Other feeding stops include bearded pigs, meerkats, black and white colobus monkeys and ring tailed coatis. The latter sees us sitting on the ground as the coatis run over our legs looking for the treats Mick has thrown them.

The second cleaning duty of the day is in the penguin enclosure, where we’re asked to brush away any droppings on the rocks. Afterwards there’s a chance to get a closer look at the birds, who seem very relaxed around visitors. One, a northern rockhopper penguin called Ricky, chirps with excitement at seeing Mick. The keeper smiles and explains that he used to regularly work in the enclosure and the two became firm friends.

Not such a big fan of Mick it seems, is Perry the llama. “Perry, doesn’t like me for some reason,” Mick says as he leads us into the llama and alpaca pen, “I have no idea why.” Looking over to the pack I see a llama staring at Mick with a definite glint of suspicion in his eyes, and am not surprised to learn it’s Perry I’ve spotted. Any animosity seems to disappear however once he sees Mick comes bearing food.

Our last animal encounter at the zoo is with three Galapagos giant tortoises. Here we’re given the rather unusual task of scratching the tortoises legs, which apparently recreates the enjoyable sensation of birds picking parasites off their skin.

Keeper for a Day costs £280 (including lunch, afternoon tea and cake and a Keeper for a Day T-shirt to take home), while Junior Keeper for a Day (for 11 to 15-year-olds) is £170. It’s not cheap, but we all agree getting so close to the animals felt pretty special and is probably worth the money. I also found it fascinating to learn about the huge amount of work that goes on behind the scenes to ensure the animals are as happy, stimulated and stress-free as possible.
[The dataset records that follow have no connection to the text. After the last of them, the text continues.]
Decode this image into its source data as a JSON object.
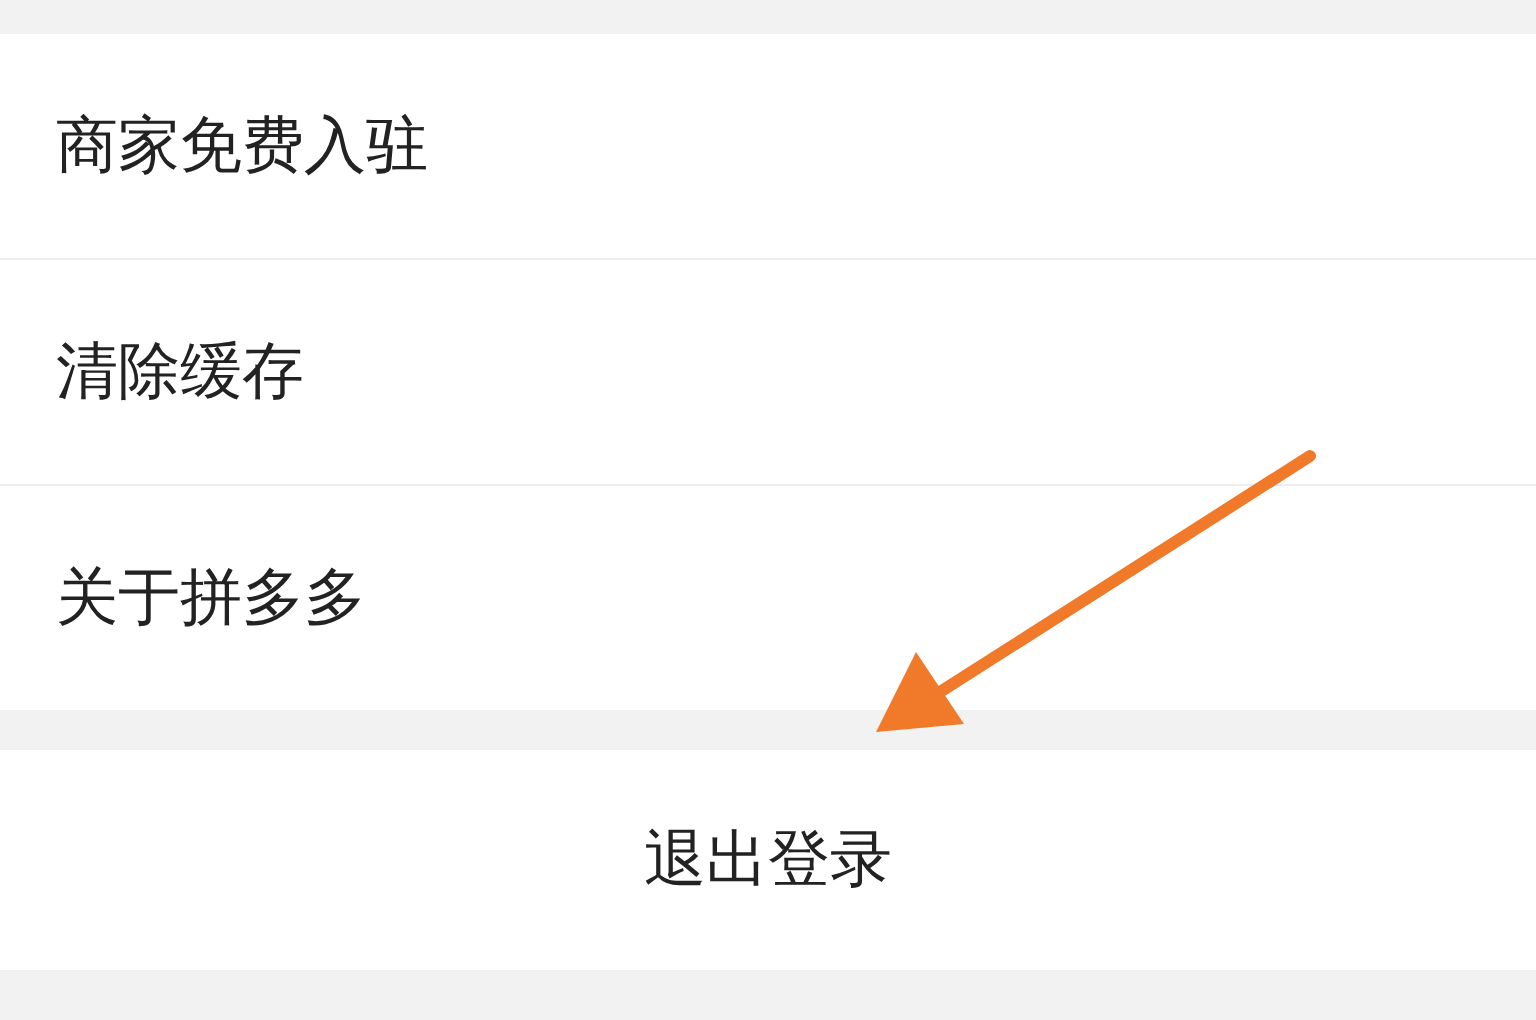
{
  "menu_items": [
    {
      "label": "商家免费入驻"
    },
    {
      "label": "清除缓存"
    },
    {
      "label": "关于拼多多"
    }
  ],
  "logout_button": {
    "label": "退出登录"
  }
}
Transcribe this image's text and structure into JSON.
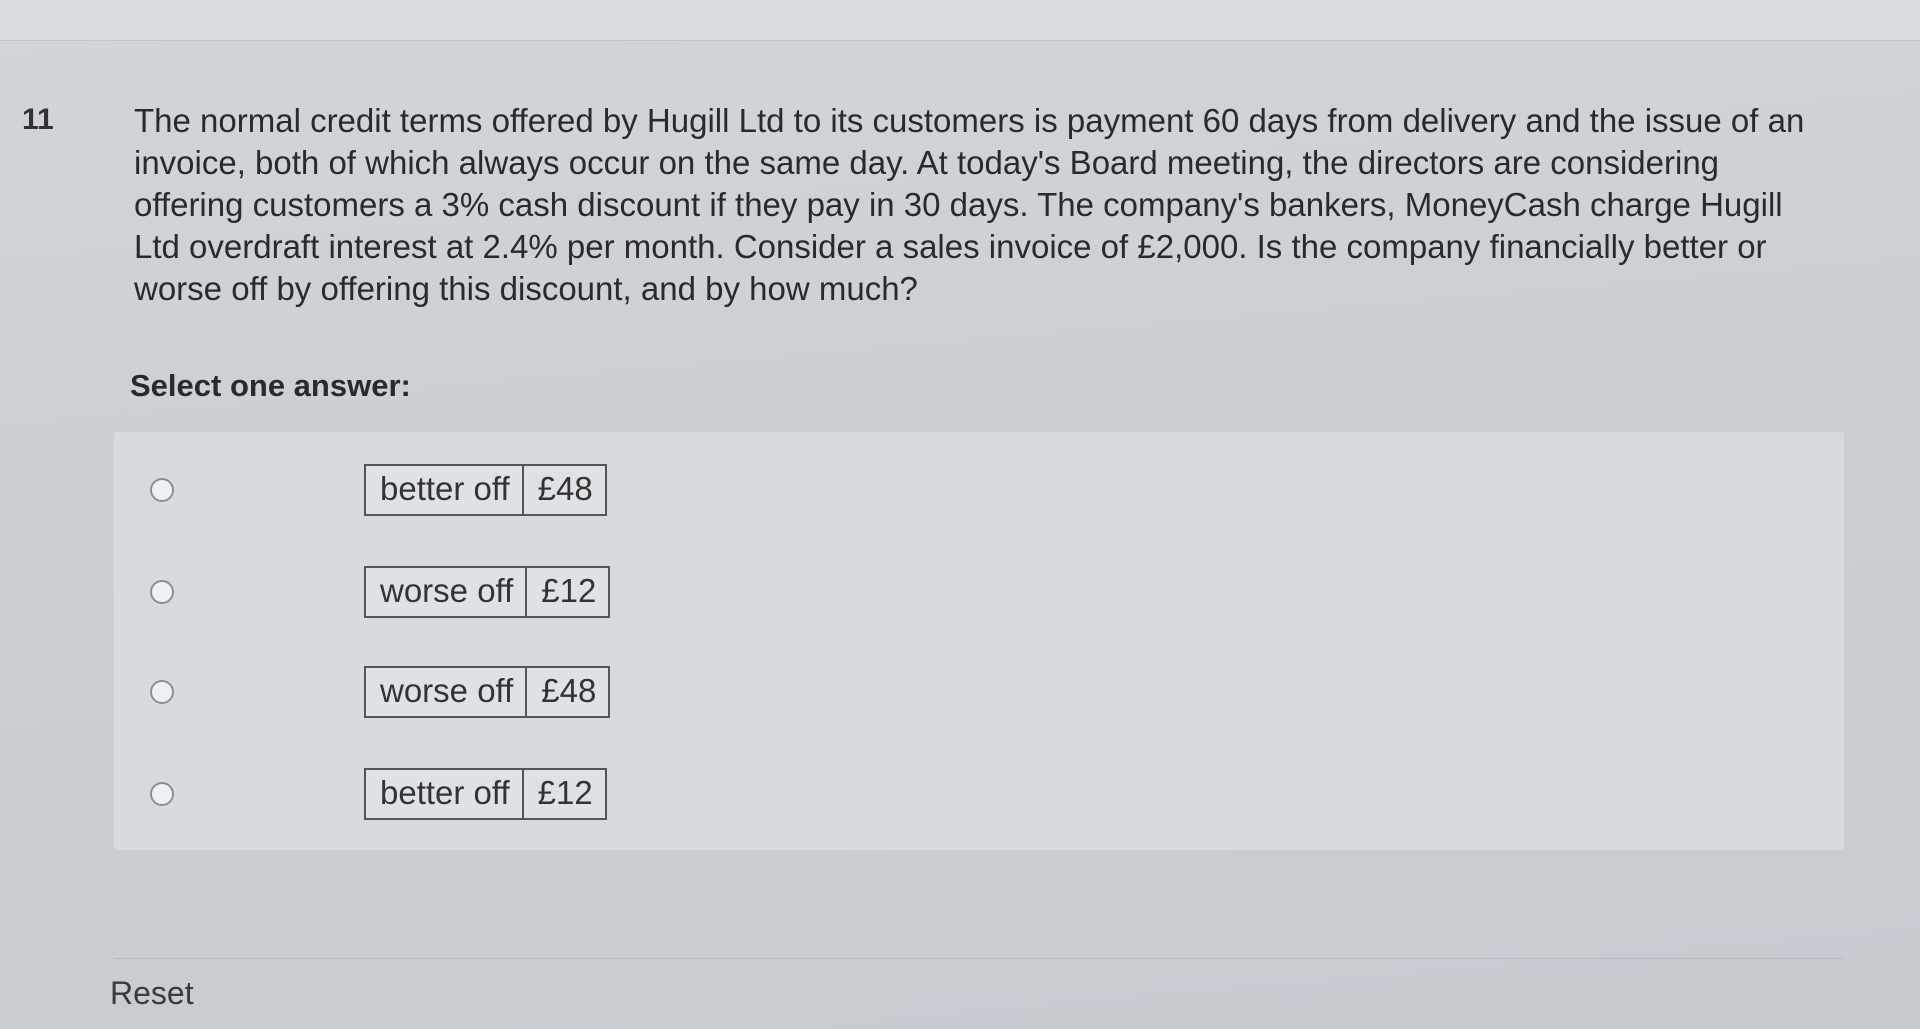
{
  "question": {
    "number": "11",
    "text": "The normal credit terms offered by Hugill Ltd to its customers is payment 60 days from delivery and the issue of an invoice, both of which always occur on the same day. At today's Board meeting, the directors are considering offering customers a 3% cash discount if they pay in 30 days. The company's bankers, MoneyCash charge Hugill Ltd overdraft interest at 2.4% per month. Consider a sales invoice of £2,000. Is the company financially better or worse off by offering this discount, and by how much?"
  },
  "prompt": "Select one answer:",
  "answers": [
    {
      "outcome": "better off",
      "amount": "£48"
    },
    {
      "outcome": "worse off",
      "amount": "£12"
    },
    {
      "outcome": "worse off",
      "amount": "£48"
    },
    {
      "outcome": "better off",
      "amount": "£12"
    }
  ],
  "reset_label": "Reset"
}
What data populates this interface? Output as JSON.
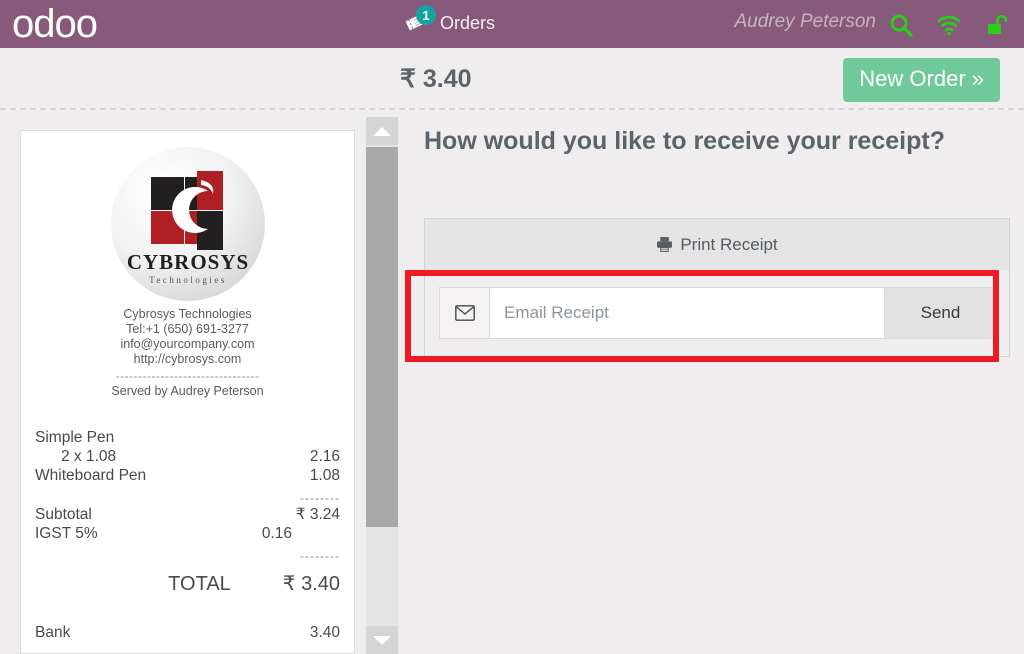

If you don’t fancy doing a whole day, there are a number of shorter, cheaper experiences such as Meet the Penguins and Meet the Ardvarks. For more information go to To receive vouchers in time for Christmas order before December 19.